▶ **Work order**:
All of the data that follows should be retyped exactly as it appears.
*** Opening Provided information ***
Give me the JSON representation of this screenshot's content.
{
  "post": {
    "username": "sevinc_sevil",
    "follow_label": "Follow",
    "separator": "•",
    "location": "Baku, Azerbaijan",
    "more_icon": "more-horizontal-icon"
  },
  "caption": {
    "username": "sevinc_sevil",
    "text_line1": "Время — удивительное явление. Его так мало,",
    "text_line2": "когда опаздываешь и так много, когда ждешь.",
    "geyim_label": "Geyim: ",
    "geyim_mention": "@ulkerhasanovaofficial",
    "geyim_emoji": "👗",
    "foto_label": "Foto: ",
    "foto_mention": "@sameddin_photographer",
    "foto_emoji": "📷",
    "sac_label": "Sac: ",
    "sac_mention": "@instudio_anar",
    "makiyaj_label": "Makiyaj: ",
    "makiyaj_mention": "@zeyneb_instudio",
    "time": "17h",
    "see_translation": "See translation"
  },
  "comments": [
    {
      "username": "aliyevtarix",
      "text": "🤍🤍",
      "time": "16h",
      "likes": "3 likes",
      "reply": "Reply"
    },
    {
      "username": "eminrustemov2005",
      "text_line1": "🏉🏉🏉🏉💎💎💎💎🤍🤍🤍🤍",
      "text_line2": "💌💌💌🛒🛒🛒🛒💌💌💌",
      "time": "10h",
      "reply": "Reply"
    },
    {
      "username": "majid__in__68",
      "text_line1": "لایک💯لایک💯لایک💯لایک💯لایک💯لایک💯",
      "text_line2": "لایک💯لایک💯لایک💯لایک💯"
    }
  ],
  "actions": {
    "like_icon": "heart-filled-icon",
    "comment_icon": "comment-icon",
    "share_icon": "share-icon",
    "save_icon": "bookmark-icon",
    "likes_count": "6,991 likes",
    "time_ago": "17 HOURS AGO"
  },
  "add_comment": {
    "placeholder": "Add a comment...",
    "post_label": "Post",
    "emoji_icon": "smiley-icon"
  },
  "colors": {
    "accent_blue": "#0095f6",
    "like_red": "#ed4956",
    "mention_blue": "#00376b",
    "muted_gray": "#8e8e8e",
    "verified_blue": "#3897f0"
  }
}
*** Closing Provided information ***
▶ **Written response**:
Give me the JSON representation of this screenshot's content.
{
  "post": {
    "username": "sevinc_sevil",
    "follow_label": "Follow",
    "separator": "•",
    "location": "Baku, Azerbaijan",
    "more_icon": "more-horizontal-icon"
  },
  "caption": {
    "username": "sevinc_sevil",
    "text_line1": "Время — удивительное явление. Его так мало,",
    "text_line2": "когда опаздываешь и так много, когда ждешь.",
    "geyim_label": "Geyim: ",
    "geyim_mention": "@ulkerhasanovaofficial",
    "geyim_emoji": "👗",
    "foto_label": "Foto: ",
    "foto_mention": "@sameddin_photographer",
    "foto_emoji": "📷",
    "sac_label": "Sac: ",
    "sac_mention": "@instudio_anar",
    "makiyaj_label": "Makiyaj: ",
    "makiyaj_mention": "@zeyneb_instudio",
    "time": "17h",
    "see_translation": "See translation"
  },
  "comments": [
    {
      "username": "aliyevtarix",
      "text": "🤍🤍",
      "time": "16h",
      "likes": "3 likes",
      "reply": "Reply"
    },
    {
      "username": "eminrustemov2005",
      "text_line1": "🏉🏉🏉🏉💎💎💎💎🤍🤍🤍🤍",
      "text_line2": "💌💌💌🛒🛒🛒🛒💌💌💌",
      "time": "10h",
      "reply": "Reply"
    },
    {
      "username": "majid__in__68",
      "text_line1": "لایک💯لایک💯لایک💯لایک💯لایک💯لایک💯",
      "text_line2": "لایک💯لایک💯لایک💯لایک💯"
    }
  ],
  "actions": {
    "like_icon": "heart-filled-icon",
    "comment_icon": "comment-icon",
    "share_icon": "share-icon",
    "save_icon": "bookmark-icon",
    "likes_count": "6,991 likes",
    "time_ago": "17 HOURS AGO"
  },
  "add_comment": {
    "placeholder": "Add a comment...",
    "post_label": "Post",
    "emoji_icon": "smiley-icon"
  },
  "colors": {
    "accent_blue": "#0095f6",
    "like_red": "#ed4956",
    "mention_blue": "#00376b",
    "muted_gray": "#8e8e8e",
    "verified_blue": "#3897f0"
  }
}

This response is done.